The LEGO Club allows children to take part in both solitary and group play, where interaction with others is never forced, but often happens naturally as the children become more comfortable with one another and from natural relationships.

The LEGO Club sessions will take place every 2nd Saturday and 3rd Sunday of the month between 1 PM and 3 PM at Toton Tesco Community Room, NG9 6QX. Booking is essentials and can be done by emailing melanie@parentingtakesavillage.com.


Codex is a social enterprise run by students at the University of Nottingham.
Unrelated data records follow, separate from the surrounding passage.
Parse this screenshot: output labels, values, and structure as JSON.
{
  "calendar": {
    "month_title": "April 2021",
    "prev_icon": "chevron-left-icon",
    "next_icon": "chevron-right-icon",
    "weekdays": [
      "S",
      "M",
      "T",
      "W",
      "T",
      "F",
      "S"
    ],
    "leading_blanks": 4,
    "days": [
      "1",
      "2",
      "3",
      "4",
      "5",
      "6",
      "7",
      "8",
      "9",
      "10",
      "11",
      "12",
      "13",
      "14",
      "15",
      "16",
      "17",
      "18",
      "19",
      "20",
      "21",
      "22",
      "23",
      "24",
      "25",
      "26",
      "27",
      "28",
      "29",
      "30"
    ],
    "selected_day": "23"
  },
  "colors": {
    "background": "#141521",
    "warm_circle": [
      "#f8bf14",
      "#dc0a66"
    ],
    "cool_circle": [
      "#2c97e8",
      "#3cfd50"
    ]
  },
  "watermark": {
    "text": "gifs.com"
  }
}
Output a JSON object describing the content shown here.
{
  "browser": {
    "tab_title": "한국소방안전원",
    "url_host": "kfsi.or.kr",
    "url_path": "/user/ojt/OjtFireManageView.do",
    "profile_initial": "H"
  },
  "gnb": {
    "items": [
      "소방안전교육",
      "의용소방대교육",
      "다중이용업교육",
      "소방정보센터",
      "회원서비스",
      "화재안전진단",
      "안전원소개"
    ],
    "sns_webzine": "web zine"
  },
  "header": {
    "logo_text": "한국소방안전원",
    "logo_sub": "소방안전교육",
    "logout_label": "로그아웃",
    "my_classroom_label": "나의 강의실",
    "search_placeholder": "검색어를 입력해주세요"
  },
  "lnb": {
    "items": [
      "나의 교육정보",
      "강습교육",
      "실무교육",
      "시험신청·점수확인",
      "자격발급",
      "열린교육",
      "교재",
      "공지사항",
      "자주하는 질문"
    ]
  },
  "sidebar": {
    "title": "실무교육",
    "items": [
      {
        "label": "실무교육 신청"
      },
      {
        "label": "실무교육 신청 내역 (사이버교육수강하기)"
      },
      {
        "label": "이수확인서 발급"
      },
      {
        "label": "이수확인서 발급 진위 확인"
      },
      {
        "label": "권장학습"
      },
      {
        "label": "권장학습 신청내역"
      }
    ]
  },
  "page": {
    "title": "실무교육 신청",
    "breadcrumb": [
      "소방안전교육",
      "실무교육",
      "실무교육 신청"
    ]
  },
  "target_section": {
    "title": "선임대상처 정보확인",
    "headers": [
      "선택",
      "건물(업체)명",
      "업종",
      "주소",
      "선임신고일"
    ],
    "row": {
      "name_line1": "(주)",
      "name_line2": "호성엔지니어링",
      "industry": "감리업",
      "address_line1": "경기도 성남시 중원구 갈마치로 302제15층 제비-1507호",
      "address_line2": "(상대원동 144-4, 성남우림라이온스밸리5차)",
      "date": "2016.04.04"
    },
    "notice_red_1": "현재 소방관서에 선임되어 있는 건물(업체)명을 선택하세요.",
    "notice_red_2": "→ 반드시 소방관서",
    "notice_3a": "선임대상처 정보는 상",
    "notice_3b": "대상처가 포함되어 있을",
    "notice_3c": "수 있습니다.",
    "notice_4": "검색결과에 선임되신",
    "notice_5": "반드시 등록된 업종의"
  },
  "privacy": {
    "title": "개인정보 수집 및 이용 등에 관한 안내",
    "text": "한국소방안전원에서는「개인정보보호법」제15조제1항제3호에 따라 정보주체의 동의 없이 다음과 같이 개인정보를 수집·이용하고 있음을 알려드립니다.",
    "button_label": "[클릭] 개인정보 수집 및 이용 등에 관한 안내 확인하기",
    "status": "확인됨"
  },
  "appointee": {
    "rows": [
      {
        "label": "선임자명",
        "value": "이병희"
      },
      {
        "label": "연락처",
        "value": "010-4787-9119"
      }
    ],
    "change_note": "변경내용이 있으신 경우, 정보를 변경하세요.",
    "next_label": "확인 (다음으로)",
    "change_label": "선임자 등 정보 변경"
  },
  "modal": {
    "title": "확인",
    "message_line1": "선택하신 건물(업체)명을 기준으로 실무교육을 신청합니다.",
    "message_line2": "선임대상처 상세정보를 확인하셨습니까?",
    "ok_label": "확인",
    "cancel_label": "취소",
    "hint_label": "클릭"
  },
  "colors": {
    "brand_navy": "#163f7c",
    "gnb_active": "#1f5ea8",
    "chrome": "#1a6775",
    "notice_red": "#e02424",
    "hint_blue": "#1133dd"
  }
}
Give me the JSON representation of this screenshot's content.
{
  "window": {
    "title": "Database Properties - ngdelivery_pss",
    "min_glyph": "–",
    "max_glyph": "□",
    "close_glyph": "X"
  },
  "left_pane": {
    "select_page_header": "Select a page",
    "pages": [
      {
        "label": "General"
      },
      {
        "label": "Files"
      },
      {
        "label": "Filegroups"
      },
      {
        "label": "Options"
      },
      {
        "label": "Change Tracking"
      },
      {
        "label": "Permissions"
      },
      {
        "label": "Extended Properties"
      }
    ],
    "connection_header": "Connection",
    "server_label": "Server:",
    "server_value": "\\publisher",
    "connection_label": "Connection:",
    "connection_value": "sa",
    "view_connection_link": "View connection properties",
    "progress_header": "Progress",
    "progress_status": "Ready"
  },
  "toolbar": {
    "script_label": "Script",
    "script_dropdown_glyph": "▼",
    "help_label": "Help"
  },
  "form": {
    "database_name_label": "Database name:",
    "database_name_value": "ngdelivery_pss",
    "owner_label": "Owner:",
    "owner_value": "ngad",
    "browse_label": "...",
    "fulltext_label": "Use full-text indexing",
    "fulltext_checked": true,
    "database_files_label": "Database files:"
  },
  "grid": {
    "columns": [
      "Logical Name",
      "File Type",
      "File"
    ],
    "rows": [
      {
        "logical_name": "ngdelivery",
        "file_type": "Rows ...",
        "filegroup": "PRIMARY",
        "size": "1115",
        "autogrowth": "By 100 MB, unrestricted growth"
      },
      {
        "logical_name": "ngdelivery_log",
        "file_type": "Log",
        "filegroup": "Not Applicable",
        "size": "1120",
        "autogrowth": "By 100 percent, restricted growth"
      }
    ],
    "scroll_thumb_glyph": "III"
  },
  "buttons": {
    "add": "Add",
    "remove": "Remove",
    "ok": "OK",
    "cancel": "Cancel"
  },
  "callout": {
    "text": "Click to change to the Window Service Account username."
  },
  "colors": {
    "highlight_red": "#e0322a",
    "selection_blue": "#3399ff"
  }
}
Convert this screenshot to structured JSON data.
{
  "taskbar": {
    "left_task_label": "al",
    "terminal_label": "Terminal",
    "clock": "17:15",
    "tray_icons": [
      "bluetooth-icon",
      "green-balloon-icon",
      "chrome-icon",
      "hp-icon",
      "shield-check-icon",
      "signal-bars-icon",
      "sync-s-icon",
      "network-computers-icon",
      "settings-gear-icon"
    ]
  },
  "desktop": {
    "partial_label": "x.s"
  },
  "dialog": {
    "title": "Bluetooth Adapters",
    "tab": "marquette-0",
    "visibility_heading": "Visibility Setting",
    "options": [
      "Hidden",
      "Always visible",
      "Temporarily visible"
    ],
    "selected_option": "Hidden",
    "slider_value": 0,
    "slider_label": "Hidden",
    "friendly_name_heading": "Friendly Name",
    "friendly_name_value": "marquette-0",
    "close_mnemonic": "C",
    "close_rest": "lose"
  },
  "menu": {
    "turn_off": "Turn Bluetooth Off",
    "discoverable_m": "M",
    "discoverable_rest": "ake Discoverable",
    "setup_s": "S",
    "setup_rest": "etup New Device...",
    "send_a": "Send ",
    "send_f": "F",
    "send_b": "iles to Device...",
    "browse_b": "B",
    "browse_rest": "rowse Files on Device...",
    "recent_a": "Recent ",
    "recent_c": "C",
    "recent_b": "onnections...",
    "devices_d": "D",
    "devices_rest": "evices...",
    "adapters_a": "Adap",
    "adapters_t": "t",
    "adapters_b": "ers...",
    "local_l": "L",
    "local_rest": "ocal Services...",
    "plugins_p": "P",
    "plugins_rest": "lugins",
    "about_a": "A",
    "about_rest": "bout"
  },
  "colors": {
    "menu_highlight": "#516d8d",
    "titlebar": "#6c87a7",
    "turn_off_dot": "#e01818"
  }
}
The group aims to improve both key skills and employability of young adults with autism, through coding and programming education.

Codex offers courses and training in a range of programming languages, including Python and Scratch.

For more information or to contact Codex, please visit the Facebook page or email codex.enactus@gmail.com

Dad’s Online Social Hub (D.O.S.H.)

D.O.S.H. stands for ‘Dad’s Online Social Hub’ and is a GPS-enabled app, designed to help dads find other fathers in their local area – wherever that might be – with the aim of increasing the sense of community around dads and the availability of support within that community.

Once available, the app will feature profiles, event notifications and a Red Cross area which will provide a directory of information and advice for a range of medical and emergency situations.

The app is the result of founder Marc Bailey’s journey through disability and fatherhood, alongside the recognition of the high numbers of males who suffer with mental health issues and who could benefit from a stronger community and network of like-minded connections.

To learn more and keep up to date with D.O.S.H, please visit: dosh.ltd